**PROBLEM DESCRIPTION**
Please reproduce the data in full, exactly as it stands.

**THE DATA**
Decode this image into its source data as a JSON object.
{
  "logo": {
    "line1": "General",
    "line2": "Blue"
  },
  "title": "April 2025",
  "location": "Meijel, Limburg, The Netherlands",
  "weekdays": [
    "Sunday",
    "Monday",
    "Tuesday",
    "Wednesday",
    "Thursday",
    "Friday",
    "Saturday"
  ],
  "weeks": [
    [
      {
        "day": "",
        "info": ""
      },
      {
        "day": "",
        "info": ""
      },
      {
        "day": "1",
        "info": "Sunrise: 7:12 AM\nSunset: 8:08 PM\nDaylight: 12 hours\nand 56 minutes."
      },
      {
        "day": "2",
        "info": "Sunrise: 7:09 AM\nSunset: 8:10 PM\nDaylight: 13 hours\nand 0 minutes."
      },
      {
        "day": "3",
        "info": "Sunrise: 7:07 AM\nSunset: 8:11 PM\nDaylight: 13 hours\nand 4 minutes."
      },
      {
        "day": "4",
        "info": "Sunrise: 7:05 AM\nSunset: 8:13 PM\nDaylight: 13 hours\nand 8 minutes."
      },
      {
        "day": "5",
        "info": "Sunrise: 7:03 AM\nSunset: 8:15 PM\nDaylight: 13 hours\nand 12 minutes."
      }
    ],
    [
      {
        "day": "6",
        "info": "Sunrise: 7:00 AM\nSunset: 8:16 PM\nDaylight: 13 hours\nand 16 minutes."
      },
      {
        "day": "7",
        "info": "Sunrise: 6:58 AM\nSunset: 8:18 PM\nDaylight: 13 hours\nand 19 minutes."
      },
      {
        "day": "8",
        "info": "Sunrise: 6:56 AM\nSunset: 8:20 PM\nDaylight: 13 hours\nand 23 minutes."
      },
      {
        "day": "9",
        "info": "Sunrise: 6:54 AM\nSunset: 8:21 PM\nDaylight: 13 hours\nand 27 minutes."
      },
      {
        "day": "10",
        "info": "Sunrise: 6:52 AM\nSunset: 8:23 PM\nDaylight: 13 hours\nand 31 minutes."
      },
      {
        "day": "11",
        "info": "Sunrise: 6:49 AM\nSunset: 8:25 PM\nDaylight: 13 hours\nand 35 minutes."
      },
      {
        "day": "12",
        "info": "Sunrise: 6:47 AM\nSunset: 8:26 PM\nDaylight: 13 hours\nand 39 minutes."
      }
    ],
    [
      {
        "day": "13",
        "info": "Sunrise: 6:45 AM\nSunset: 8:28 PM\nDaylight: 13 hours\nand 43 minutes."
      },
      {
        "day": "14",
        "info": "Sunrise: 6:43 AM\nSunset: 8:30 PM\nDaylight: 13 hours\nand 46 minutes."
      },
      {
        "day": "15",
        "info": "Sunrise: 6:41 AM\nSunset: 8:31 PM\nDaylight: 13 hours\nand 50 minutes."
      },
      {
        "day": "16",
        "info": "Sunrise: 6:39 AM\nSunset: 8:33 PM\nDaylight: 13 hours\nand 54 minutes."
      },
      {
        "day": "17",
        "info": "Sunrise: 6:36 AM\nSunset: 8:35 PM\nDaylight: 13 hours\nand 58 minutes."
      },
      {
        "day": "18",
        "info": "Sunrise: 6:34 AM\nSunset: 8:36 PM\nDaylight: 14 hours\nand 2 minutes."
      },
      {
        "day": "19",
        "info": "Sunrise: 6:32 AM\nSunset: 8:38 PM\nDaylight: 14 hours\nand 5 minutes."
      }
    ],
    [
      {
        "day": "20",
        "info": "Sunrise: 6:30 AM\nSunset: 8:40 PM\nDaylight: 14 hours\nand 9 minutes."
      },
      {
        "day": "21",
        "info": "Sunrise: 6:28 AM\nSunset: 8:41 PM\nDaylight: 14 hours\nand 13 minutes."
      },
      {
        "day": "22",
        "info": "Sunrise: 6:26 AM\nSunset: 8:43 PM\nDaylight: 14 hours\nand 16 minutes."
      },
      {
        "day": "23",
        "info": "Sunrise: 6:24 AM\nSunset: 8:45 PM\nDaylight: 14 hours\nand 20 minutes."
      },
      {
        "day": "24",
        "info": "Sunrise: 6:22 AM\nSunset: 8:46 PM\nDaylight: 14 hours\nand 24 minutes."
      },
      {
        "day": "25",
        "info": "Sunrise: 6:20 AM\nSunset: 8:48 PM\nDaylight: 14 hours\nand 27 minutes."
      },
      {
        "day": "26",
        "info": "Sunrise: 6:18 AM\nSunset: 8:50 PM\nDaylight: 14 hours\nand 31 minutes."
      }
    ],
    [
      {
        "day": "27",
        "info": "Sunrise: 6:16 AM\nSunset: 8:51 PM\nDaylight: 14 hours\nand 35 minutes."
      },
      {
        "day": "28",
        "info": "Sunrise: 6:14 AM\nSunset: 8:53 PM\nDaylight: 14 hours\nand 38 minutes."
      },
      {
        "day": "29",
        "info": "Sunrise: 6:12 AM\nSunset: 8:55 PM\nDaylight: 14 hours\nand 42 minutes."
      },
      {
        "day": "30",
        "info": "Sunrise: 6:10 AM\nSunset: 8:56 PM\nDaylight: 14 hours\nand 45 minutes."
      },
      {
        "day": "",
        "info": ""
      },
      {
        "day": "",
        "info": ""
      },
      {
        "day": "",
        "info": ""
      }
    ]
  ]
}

**SOLUTION BELOW**
Decode this image into its source data as a JSON object.
{
  "logo": {
    "line1": "General",
    "line2": "Blue"
  },
  "title": "April 2025",
  "location": "Meijel, Limburg, The Netherlands",
  "weekdays": [
    "Sunday",
    "Monday",
    "Tuesday",
    "Wednesday",
    "Thursday",
    "Friday",
    "Saturday"
  ],
  "weeks": [
    [
      {
        "day": "",
        "info": ""
      },
      {
        "day": "",
        "info": ""
      },
      {
        "day": "1",
        "info": "Sunrise: 7:12 AM\nSunset: 8:08 PM\nDaylight: 12 hours\nand 56 minutes."
      },
      {
        "day": "2",
        "info": "Sunrise: 7:09 AM\nSunset: 8:10 PM\nDaylight: 13 hours\nand 0 minutes."
      },
      {
        "day": "3",
        "info": "Sunrise: 7:07 AM\nSunset: 8:11 PM\nDaylight: 13 hours\nand 4 minutes."
      },
      {
        "day": "4",
        "info": "Sunrise: 7:05 AM\nSunset: 8:13 PM\nDaylight: 13 hours\nand 8 minutes."
      },
      {
        "day": "5",
        "info": "Sunrise: 7:03 AM\nSunset: 8:15 PM\nDaylight: 13 hours\nand 12 minutes."
      }
    ],
    [
      {
        "day": "6",
        "info": "Sunrise: 7:00 AM\nSunset: 8:16 PM\nDaylight: 13 hours\nand 16 minutes."
      },
      {
        "day": "7",
        "info": "Sunrise: 6:58 AM\nSunset: 8:18 PM\nDaylight: 13 hours\nand 19 minutes."
      },
      {
        "day": "8",
        "info": "Sunrise: 6:56 AM\nSunset: 8:20 PM\nDaylight: 13 hours\nand 23 minutes."
      },
      {
        "day": "9",
        "info": "Sunrise: 6:54 AM\nSunset: 8:21 PM\nDaylight: 13 hours\nand 27 minutes."
      },
      {
        "day": "10",
        "info": "Sunrise: 6:52 AM\nSunset: 8:23 PM\nDaylight: 13 hours\nand 31 minutes."
      },
      {
        "day": "11",
        "info": "Sunrise: 6:49 AM\nSunset: 8:25 PM\nDaylight: 13 hours\nand 35 minutes."
      },
      {
        "day": "12",
        "info": "Sunrise: 6:47 AM\nSunset: 8:26 PM\nDaylight: 13 hours\nand 39 minutes."
      }
    ],
    [
      {
        "day": "13",
        "info": "Sunrise: 6:45 AM\nSunset: 8:28 PM\nDaylight: 13 hours\nand 43 minutes."
      },
      {
        "day": "14",
        "info": "Sunrise: 6:43 AM\nSunset: 8:30 PM\nDaylight: 13 hours\nand 46 minutes."
      },
      {
        "day": "15",
        "info": "Sunrise: 6:41 AM\nSunset: 8:31 PM\nDaylight: 13 hours\nand 50 minutes."
      },
      {
        "day": "16",
        "info": "Sunrise: 6:39 AM\nSunset: 8:33 PM\nDaylight: 13 hours\nand 54 minutes."
      },
      {
        "day": "17",
        "info": "Sunrise: 6:36 AM\nSunset: 8:35 PM\nDaylight: 13 hours\nand 58 minutes."
      },
      {
        "day": "18",
        "info": "Sunrise: 6:34 AM\nSunset: 8:36 PM\nDaylight: 14 hours\nand 2 minutes."
      },
      {
        "day": "19",
        "info": "Sunrise: 6:32 AM\nSunset: 8:38 PM\nDaylight: 14 hours\nand 5 minutes."
      }
    ],
    [
      {
        "day": "20",
        "info": "Sunrise: 6:30 AM\nSunset: 8:40 PM\nDaylight: 14 hours\nand 9 minutes."
      },
      {
        "day": "21",
        "info": "Sunrise: 6:28 AM\nSunset: 8:41 PM\nDaylight: 14 hours\nand 13 minutes."
      },
      {
        "day": "22",
        "info": "Sunrise: 6:26 AM\nSunset: 8:43 PM\nDaylight: 14 hours\nand 16 minutes."
      },
      {
        "day": "23",
        "info": "Sunrise: 6:24 AM\nSunset: 8:45 PM\nDaylight: 14 hours\nand 20 minutes."
      },
      {
        "day": "24",
        "info": "Sunrise: 6:22 AM\nSunset: 8:46 PM\nDaylight: 14 hours\nand 24 minutes."
      },
      {
        "day": "25",
        "info": "Sunrise: 6:20 AM\nSunset: 8:48 PM\nDaylight: 14 hours\nand 27 minutes."
      },
      {
        "day": "26",
        "info": "Sunrise: 6:18 AM\nSunset: 8:50 PM\nDaylight: 14 hours\nand 31 minutes."
      }
    ],
    [
      {
        "day": "27",
        "info": "Sunrise: 6:16 AM\nSunset: 8:51 PM\nDaylight: 14 hours\nand 35 minutes."
      },
      {
        "day": "28",
        "info": "Sunrise: 6:14 AM\nSunset: 8:53 PM\nDaylight: 14 hours\nand 38 minutes."
      },
      {
        "day": "29",
        "info": "Sunrise: 6:12 AM\nSunset: 8:55 PM\nDaylight: 14 hours\nand 42 minutes."
      },
      {
        "day": "30",
        "info": "Sunrise: 6:10 AM\nSunset: 8:56 PM\nDaylight: 14 hours\nand 45 minutes."
      },
      {
        "day": "",
        "info": ""
      },
      {
        "day": "",
        "info": ""
      },
      {
        "day": "",
        "info": ""
      }
    ]
  ]
}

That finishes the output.